The most interesting information I found was the studies that indicate there is a difference in the milk itself. Research demonstrates that when an infant is breastfeeding, and he has an infection, leukocytes specific to his infection increase in his mother’s breastmilk. The mechanism behind how the leukocytes move into the breast during an infant infection is unclear. One possible thought is that during breastfeeding saliva from the baby’s mouth is back washed into the mother’s breasts, which stimulates an immune response, (Hassiotou et al., 2013). This protection in breastmilk is both antibacterial and antiviral. These immunities are lower in the nonexclusive breastfeeding dyad compared to the exclusively breastfeeding dyad, (Hassiotou & Geddes, 2014).
As you can see there are risks to EPing. There are times when a mother has no choice but EPing and I salute you. I know it can be very difficult to be an EPing mother, much more difficult at times than breastfeeding directly. The demands of this busy world can make life difficult but the strength and determination of a mother can withstand it all.
Eidelman, A. I., & Schauler, R. J. (2012, March). Breastfeeding and the use of human milk. Pediatrics, 129(3). Retrieved from http://pediatrics.aappublications.org/content/129/3/e827
Hassiotou, F., & Geddes, D. T. (2014). Immune cell-mediated protection of the mammary gland and the infant during breastfeeding.

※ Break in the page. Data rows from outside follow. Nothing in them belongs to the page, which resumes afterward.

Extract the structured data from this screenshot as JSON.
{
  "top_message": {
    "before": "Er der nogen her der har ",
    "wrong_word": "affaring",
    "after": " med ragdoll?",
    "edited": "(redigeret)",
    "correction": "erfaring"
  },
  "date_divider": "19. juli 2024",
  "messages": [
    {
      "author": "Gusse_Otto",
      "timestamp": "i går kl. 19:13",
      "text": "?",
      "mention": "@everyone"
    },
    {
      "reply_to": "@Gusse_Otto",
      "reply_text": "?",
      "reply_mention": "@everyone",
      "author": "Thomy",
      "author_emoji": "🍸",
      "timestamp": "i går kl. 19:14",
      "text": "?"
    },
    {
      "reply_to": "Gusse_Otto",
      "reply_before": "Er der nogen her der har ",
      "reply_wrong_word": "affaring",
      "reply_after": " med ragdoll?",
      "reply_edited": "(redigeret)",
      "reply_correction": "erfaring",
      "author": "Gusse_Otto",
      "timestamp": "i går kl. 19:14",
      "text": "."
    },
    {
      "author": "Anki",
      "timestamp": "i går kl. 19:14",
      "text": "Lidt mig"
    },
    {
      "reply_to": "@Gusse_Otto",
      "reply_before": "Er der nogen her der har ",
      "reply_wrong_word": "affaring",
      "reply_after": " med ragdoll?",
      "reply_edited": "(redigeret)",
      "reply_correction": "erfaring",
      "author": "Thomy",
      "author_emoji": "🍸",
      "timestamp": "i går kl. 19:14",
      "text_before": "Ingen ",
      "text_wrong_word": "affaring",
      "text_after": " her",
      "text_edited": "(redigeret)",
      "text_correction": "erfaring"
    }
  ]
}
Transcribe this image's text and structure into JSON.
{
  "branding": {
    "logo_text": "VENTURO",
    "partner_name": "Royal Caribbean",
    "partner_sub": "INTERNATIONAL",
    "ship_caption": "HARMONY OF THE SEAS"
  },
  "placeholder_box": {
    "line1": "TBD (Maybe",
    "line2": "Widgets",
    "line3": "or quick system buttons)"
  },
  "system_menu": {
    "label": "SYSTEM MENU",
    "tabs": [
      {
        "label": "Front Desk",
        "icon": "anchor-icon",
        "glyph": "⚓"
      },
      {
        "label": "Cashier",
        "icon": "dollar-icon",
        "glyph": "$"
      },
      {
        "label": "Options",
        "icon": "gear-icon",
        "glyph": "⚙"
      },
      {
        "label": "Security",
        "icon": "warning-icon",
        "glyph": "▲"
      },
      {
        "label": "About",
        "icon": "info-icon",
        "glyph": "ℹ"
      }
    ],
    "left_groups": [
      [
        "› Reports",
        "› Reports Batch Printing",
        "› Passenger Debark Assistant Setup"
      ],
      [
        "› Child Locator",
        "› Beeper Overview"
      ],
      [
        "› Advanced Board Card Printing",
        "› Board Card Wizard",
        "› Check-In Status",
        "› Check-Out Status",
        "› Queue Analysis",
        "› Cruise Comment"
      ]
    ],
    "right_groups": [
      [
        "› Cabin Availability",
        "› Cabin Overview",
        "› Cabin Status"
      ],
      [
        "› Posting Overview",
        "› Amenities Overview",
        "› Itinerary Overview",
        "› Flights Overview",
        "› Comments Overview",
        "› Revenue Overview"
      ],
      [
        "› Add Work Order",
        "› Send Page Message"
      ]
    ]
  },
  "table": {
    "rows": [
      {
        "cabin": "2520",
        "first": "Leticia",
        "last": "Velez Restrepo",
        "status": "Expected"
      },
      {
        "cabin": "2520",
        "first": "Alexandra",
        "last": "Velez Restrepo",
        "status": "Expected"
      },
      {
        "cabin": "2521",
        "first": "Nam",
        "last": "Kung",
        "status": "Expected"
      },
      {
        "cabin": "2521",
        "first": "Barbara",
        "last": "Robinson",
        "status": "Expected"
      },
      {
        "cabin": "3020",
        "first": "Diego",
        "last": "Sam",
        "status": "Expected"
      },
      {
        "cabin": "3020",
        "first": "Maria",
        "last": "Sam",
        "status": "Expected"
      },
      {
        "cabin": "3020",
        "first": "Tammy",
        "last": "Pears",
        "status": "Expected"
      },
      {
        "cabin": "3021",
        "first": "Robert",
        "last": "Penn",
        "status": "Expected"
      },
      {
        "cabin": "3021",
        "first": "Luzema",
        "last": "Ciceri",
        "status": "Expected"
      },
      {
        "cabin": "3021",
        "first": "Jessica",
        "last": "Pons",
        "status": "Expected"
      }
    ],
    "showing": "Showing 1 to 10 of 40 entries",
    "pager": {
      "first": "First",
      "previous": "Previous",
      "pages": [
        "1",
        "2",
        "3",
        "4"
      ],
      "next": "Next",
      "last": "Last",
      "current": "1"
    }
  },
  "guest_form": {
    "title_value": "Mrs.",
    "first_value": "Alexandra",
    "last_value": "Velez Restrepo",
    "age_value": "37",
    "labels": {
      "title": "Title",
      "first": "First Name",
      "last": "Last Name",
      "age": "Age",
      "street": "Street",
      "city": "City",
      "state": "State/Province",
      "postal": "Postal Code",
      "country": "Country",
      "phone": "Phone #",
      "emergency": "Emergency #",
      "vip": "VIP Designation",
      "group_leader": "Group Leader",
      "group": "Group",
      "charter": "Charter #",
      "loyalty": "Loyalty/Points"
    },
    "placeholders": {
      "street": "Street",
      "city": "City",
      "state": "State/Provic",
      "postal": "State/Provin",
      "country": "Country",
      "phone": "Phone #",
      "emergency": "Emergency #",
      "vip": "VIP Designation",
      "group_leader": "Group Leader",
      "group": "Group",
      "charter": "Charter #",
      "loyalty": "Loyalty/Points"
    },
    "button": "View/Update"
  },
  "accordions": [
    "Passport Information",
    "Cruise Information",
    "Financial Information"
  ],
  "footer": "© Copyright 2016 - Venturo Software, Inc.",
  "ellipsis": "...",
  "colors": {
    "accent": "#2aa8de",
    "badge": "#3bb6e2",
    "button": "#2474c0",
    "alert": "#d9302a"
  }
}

Advances in Nutrition. Retrieved from advances.nutrition.org
Hassiotou, F., Hepworth, A. R., Metzger, P., Tat Lai, C., Trengove, N., Hartmann, P. E., & Figueira, L. (2013, April 12). Maternal and infant infections stimulate a rapid luekocyte responds in breastmilk. Clinical & Translational Immunology, 2. https://doi.org/10.1038/cti.2013.1
Keim, S. A., Boone, K. M., Oza-Frank, R., & Geraghty, S. R. (2017). Pumping milk without ever feeding at the breast in the mom2mom study. Breastfeeding Medicine, 12(7). https://doi.org/10.1089/bfm.2017.0025
Li, R., Fein, S. B., & Grummer-Strawn, L. M. (2010). Do infants fed from bottle lack self-regulation of milk intake compared with directly breastfedinfants? Retrieved from https://www.ncbi.nlm.nih.gov/pubmed/20457676
Mezzacappa, E. S., & Katkin, E. S. (2002). Breast-feeding is associated with reduced perceived stress and negative mood in mothers. Retrieved from http://psycnet.apa.org/record/2002-00946-009
Mohrbacher, N. (2010). Breastfeeding answers made simple. Amarillo,TX: Hale Publishing.
Rasmussen, K. M., & Geraghty, S. R. (2011, August). The quiet revolution; breastfeeding transformed with the use of breast pumps. American Journal of public heatlh, 1356-1359. https://doi.org/10.2105/AJPH.2011.300136